Unlike other dating apps, Facebook does allow you to turn off matching with friends and friends of friends, so perhaps you can avoid the awkwardness of being digitally chased by those with whom you already have an existing online social association. Furthermore, Facebook will allow you to block people from seeing your Facebook Dating profile, while continuing to allow them to see your regular Facebook or Instagram accounts.
Another safety feature is location sharing. If you decide to meet someone in person, Facebook will allow you to open Facebook Messenger from Facebook Dating and tell a friend the name of the person you’re going to meet. Notification reminders will announce your location and the service will continue to update the location for an hour.
Match currently dominates the online dating market in the US. Match owns the popular Match.com, Tinder, and others. Facebook Dating is seen as a possible threat to their business models. Facebook Dating is free, included within the Facebook interfaces and offers many of the features Match charges a premium for.
Others suggest that those who use online dating might avoid Facebook Dating because of the unity with Facebook. By paying for a service such as Match, there’s an inherent understanding of what you expect, and the contract associated with the dating service – it’s a specific purchase. Given Facebook’s struggles with privacy and their business model, I can relate to those who harbor suspicions about Facebook’s intent with the new treasure of information they learn about how people connect.
Facebook states that they will not use the Dating service to inform advertising.
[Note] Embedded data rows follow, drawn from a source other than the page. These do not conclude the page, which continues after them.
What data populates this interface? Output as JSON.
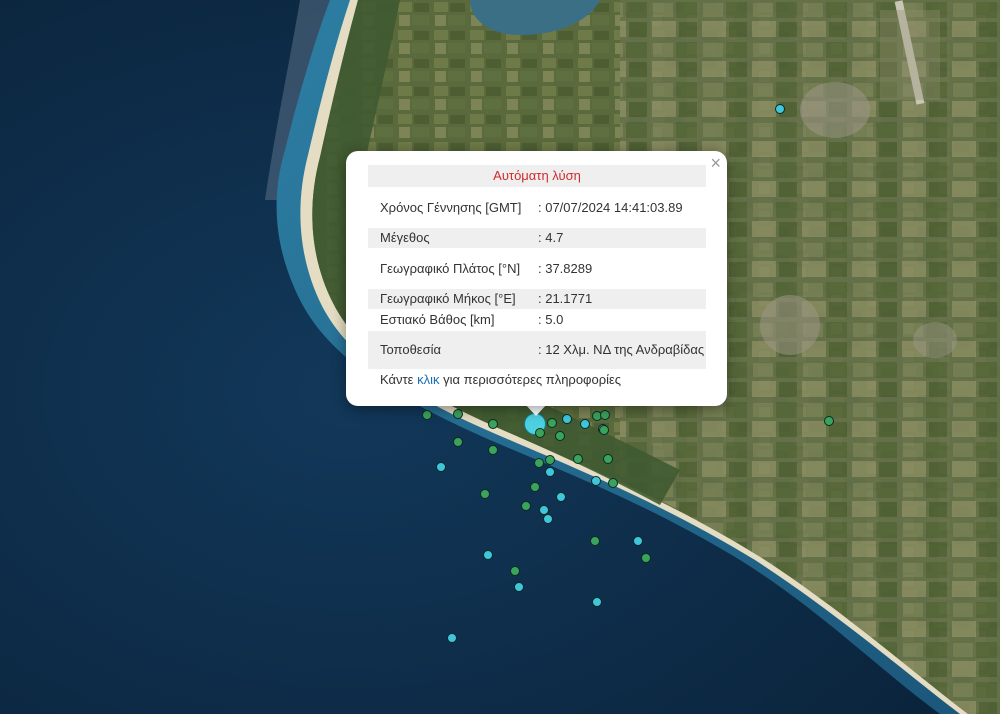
{
  "map": {
    "colors": {
      "sea_deep": "#0d2a45",
      "sea_shallow": "#2e7fa3",
      "land": "#5e6a3f",
      "beach": "#e6e0cc",
      "event_green": "#3aa35c",
      "event_cyan": "#3fc6dc"
    }
  },
  "popup": {
    "title": "Αυτόματη λύση",
    "close_label": "×",
    "rows": [
      {
        "label": "Χρόνος Γέννησης [GMT]",
        "value": ": 07/07/2024 14:41:03.89"
      },
      {
        "label": "Μέγεθος",
        "value": ": 4.7"
      },
      {
        "label": "Γεωγραφικό Πλάτος [°N]",
        "value": ": 37.8289"
      },
      {
        "label": "Γεωγραφικό Μήκος [°E]",
        "value": ": 21.1771"
      },
      {
        "label": "Εστιακό Βάθος [km]",
        "value": ": 5.0"
      },
      {
        "label": "Τοποθεσία",
        "value": ": 12 Χλμ. ΝΔ της Ανδραβίδας"
      }
    ],
    "more_prefix": "Κάντε ",
    "more_link": "κλικ",
    "more_suffix": " για περισσότερες πληροφορίες"
  }
}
A company so embattled with privacy scandals and penalties would not be my go-to for trust, especially with something so remarkably intimate and personal as finding love.
Quite simply, Facebook has a terrible record of keeping data safe and private.
Facebook has failed to keep user’s phone numbers secret recently. Do you really want to trust them to conceal the name of your secret crush?
Scams pollute Facebook already, and the introduction of dating within the environment will likely result in a growth romance scams. Given Facebook’s track record, I’d offer that if online dating is for you, I’d suggest other apps, or minimally, avoid being one of those on the bleeding edge of Facebook’s Dating service.